**Exercise:** Copy the complete listing exactly as shown.

======

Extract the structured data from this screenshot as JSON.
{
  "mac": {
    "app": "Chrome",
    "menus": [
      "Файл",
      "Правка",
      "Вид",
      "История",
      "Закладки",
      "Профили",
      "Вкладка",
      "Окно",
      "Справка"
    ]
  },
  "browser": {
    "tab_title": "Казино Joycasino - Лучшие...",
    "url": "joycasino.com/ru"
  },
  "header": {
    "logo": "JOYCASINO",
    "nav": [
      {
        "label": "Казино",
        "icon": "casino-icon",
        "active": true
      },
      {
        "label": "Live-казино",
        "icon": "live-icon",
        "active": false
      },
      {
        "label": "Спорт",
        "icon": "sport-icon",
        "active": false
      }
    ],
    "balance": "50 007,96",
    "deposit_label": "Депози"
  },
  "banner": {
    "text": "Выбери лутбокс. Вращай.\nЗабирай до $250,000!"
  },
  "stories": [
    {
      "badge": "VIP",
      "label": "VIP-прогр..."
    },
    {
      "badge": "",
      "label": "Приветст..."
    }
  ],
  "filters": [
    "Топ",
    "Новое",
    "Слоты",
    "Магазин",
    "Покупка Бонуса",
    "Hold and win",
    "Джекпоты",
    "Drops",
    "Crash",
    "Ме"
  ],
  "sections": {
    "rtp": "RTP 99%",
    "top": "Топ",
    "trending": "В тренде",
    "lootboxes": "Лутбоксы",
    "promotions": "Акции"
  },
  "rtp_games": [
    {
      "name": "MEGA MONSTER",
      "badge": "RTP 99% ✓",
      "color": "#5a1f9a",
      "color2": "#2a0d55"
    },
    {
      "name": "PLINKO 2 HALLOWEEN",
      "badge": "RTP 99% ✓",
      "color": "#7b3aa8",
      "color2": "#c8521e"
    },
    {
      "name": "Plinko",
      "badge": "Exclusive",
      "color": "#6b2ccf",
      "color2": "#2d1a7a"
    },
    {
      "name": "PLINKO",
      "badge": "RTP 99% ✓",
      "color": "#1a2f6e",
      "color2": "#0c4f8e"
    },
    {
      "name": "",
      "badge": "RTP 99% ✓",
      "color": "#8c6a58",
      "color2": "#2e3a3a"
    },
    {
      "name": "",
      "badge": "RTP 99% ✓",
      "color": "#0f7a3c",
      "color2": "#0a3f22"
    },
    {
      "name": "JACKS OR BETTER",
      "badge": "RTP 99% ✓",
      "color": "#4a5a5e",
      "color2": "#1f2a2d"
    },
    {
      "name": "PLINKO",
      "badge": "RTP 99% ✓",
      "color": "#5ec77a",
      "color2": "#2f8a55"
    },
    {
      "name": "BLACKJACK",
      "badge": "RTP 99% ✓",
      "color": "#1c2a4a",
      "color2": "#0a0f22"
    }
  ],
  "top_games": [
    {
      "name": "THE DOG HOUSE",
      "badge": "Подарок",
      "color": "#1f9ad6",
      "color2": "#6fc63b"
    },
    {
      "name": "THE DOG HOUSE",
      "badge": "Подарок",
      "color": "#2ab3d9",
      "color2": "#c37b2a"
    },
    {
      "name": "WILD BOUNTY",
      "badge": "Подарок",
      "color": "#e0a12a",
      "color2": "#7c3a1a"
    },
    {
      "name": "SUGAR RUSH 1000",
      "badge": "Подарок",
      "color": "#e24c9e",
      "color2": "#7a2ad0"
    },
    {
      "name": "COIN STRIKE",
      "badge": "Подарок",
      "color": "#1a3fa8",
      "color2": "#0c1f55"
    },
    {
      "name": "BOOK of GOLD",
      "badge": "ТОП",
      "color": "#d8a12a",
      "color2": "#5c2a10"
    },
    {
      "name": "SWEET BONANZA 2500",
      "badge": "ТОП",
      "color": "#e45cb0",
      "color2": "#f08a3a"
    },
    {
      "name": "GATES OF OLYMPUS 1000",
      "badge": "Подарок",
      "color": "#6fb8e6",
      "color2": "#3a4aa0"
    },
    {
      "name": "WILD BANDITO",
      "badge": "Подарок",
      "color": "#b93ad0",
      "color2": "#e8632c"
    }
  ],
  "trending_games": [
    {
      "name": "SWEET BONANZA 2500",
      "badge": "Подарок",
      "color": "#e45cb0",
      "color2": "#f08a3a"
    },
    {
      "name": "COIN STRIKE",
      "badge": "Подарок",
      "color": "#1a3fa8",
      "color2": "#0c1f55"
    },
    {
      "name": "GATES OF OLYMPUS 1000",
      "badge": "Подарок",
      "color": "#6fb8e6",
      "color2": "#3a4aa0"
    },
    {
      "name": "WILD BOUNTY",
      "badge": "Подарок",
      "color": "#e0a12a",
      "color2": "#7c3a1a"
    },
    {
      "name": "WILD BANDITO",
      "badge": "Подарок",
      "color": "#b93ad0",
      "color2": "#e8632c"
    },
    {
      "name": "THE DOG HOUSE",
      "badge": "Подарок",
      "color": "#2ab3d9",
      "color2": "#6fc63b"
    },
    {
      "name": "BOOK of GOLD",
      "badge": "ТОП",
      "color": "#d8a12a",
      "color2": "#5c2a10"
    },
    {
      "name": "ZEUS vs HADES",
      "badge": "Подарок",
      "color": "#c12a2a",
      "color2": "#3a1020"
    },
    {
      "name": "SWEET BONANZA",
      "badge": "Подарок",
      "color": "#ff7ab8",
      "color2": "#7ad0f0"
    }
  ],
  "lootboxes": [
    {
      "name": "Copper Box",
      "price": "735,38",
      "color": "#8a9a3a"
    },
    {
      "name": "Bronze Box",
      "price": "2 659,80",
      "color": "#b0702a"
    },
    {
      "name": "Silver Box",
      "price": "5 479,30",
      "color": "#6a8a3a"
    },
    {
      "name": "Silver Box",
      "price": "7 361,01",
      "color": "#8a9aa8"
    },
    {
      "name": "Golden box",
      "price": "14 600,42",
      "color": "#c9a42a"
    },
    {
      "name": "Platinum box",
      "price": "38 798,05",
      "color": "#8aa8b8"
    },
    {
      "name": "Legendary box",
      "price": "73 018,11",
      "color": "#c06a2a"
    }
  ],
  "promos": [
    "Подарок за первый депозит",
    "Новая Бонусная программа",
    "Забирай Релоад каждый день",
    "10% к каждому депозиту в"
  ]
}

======

**Response area:**
Extract the structured data from this screenshot as JSON.
{
  "mac": {
    "app": "Chrome",
    "menus": [
      "Файл",
      "Правка",
      "Вид",
      "История",
      "Закладки",
      "Профили",
      "Вкладка",
      "Окно",
      "Справка"
    ]
  },
  "browser": {
    "tab_title": "Казино Joycasino - Лучшие...",
    "url": "joycasino.com/ru"
  },
  "header": {
    "logo": "JOYCASINO",
    "nav": [
      {
        "label": "Казино",
        "icon": "casino-icon",
        "active": true
      },
      {
        "label": "Live-казино",
        "icon": "live-icon",
        "active": false
      },
      {
        "label": "Спорт",
        "icon": "sport-icon",
        "active": false
      }
    ],
    "balance": "50 007,96",
    "deposit_label": "Депози"
  },
  "banner": {
    "text": "Выбери лутбокс. Вращай.\nЗабирай до $250,000!"
  },
  "stories": [
    {
      "badge": "VIP",
      "label": "VIP-прогр..."
    },
    {
      "badge": "",
      "label": "Приветст..."
    }
  ],
  "filters": [
    "Топ",
    "Новое",
    "Слоты",
    "Магазин",
    "Покупка Бонуса",
    "Hold and win",
    "Джекпоты",
    "Drops",
    "Crash",
    "Ме"
  ],
  "sections": {
    "rtp": "RTP 99%",
    "top": "Топ",
    "trending": "В тренде",
    "lootboxes": "Лутбоксы",
    "promotions": "Акции"
  },
  "rtp_games": [
    {
      "name": "MEGA MONSTER",
      "badge": "RTP 99% ✓",
      "color": "#5a1f9a",
      "color2": "#2a0d55"
    },
    {
      "name": "PLINKO 2 HALLOWEEN",
      "badge": "RTP 99% ✓",
      "color": "#7b3aa8",
      "color2": "#c8521e"
    },
    {
      "name": "Plinko",
      "badge": "Exclusive",
      "color": "#6b2ccf",
      "color2": "#2d1a7a"
    },
    {
      "name": "PLINKO",
      "badge": "RTP 99% ✓",
      "color": "#1a2f6e",
      "color2": "#0c4f8e"
    },
    {
      "name": "",
      "badge": "RTP 99% ✓",
      "color": "#8c6a58",
      "color2": "#2e3a3a"
    },
    {
      "name": "",
      "badge": "RTP 99% ✓",
      "color": "#0f7a3c",
      "color2": "#0a3f22"
    },
    {
      "name": "JACKS OR BETTER",
      "badge": "RTP 99% ✓",
      "color": "#4a5a5e",
      "color2": "#1f2a2d"
    },
    {
      "name": "PLINKO",
      "badge": "RTP 99% ✓",
      "color": "#5ec77a",
      "color2": "#2f8a55"
    },
    {
      "name": "BLACKJACK",
      "badge": "RTP 99% ✓",
      "color": "#1c2a4a",
      "color2": "#0a0f22"
    }
  ],
  "top_games": [
    {
      "name": "THE DOG HOUSE",
      "badge": "Подарок",
      "color": "#1f9ad6",
      "color2": "#6fc63b"
    },
    {
      "name": "THE DOG HOUSE",
      "badge": "Подарок",
      "color": "#2ab3d9",
      "color2": "#c37b2a"
    },
    {
      "name": "WILD BOUNTY",
      "badge": "Подарок",
      "color": "#e0a12a",
      "color2": "#7c3a1a"
    },
    {
      "name": "SUGAR RUSH 1000",
      "badge": "Подарок",
      "color": "#e24c9e",
      "color2": "#7a2ad0"
    },
    {
      "name": "COIN STRIKE",
      "badge": "Подарок",
      "color": "#1a3fa8",
      "color2": "#0c1f55"
    },
    {
      "name": "BOOK of GOLD",
      "badge": "ТОП",
      "color": "#d8a12a",
      "color2": "#5c2a10"
    },
    {
      "name": "SWEET BONANZA 2500",
      "badge": "ТОП",
      "color": "#e45cb0",
      "color2": "#f08a3a"
    },
    {
      "name": "GATES OF OLYMPUS 1000",
      "badge": "Подарок",
      "color": "#6fb8e6",
      "color2": "#3a4aa0"
    },
    {
      "name": "WILD BANDITO",
      "badge": "Подарок",
      "color": "#b93ad0",
      "color2": "#e8632c"
    }
  ],
  "trending_games": [
    {
      "name": "SWEET BONANZA 2500",
      "badge": "Подарок",
      "color": "#e45cb0",
      "color2": "#f08a3a"
    },
    {
      "name": "COIN STRIKE",
      "badge": "Подарок",
      "color": "#1a3fa8",
      "color2": "#0c1f55"
    },
    {
      "name": "GATES OF OLYMPUS 1000",
      "badge": "Подарок",
      "color": "#6fb8e6",
      "color2": "#3a4aa0"
    },
    {
      "name": "WILD BOUNTY",
      "badge": "Подарок",
      "color": "#e0a12a",
      "color2": "#7c3a1a"
    },
    {
      "name": "WILD BANDITO",
      "badge": "Подарок",
      "color": "#b93ad0",
      "color2": "#e8632c"
    },
    {
      "name": "THE DOG HOUSE",
      "badge": "Подарок",
      "color": "#2ab3d9",
      "color2": "#6fc63b"
    },
    {
      "name": "BOOK of GOLD",
      "badge": "ТОП",
      "color": "#d8a12a",
      "color2": "#5c2a10"
    },
    {
      "name": "ZEUS vs HADES",
      "badge": "Подарок",
      "color": "#c12a2a",
      "color2": "#3a1020"
    },
    {
      "name": "SWEET BONANZA",
      "badge": "Подарок",
      "color": "#ff7ab8",
      "color2": "#7ad0f0"
    }
  ],
  "lootboxes": [
    {
      "name": "Copper Box",
      "price": "735,38",
      "color": "#8a9a3a"
    },
    {
      "name": "Bronze Box",
      "price": "2 659,80",
      "color": "#b0702a"
    },
    {
      "name": "Silver Box",
      "price": "5 479,30",
      "color": "#6a8a3a"
    },
    {
      "name": "Silver Box",
      "price": "7 361,01",
      "color": "#8a9aa8"
    },
    {
      "name": "Golden box",
      "price": "14 600,42",
      "color": "#c9a42a"
    },
    {
      "name": "Platinum box",
      "price": "38 798,05",
      "color": "#8aa8b8"
    },
    {
      "name": "Legendary box",
      "price": "73 018,11",
      "color": "#c06a2a"
    }
  ],
  "promos": [
    "Подарок за первый депозит",
    "Новая Бонусная программа",
    "Забирай Релоад каждый день",
    "10% к каждому депозиту в"
  ]
}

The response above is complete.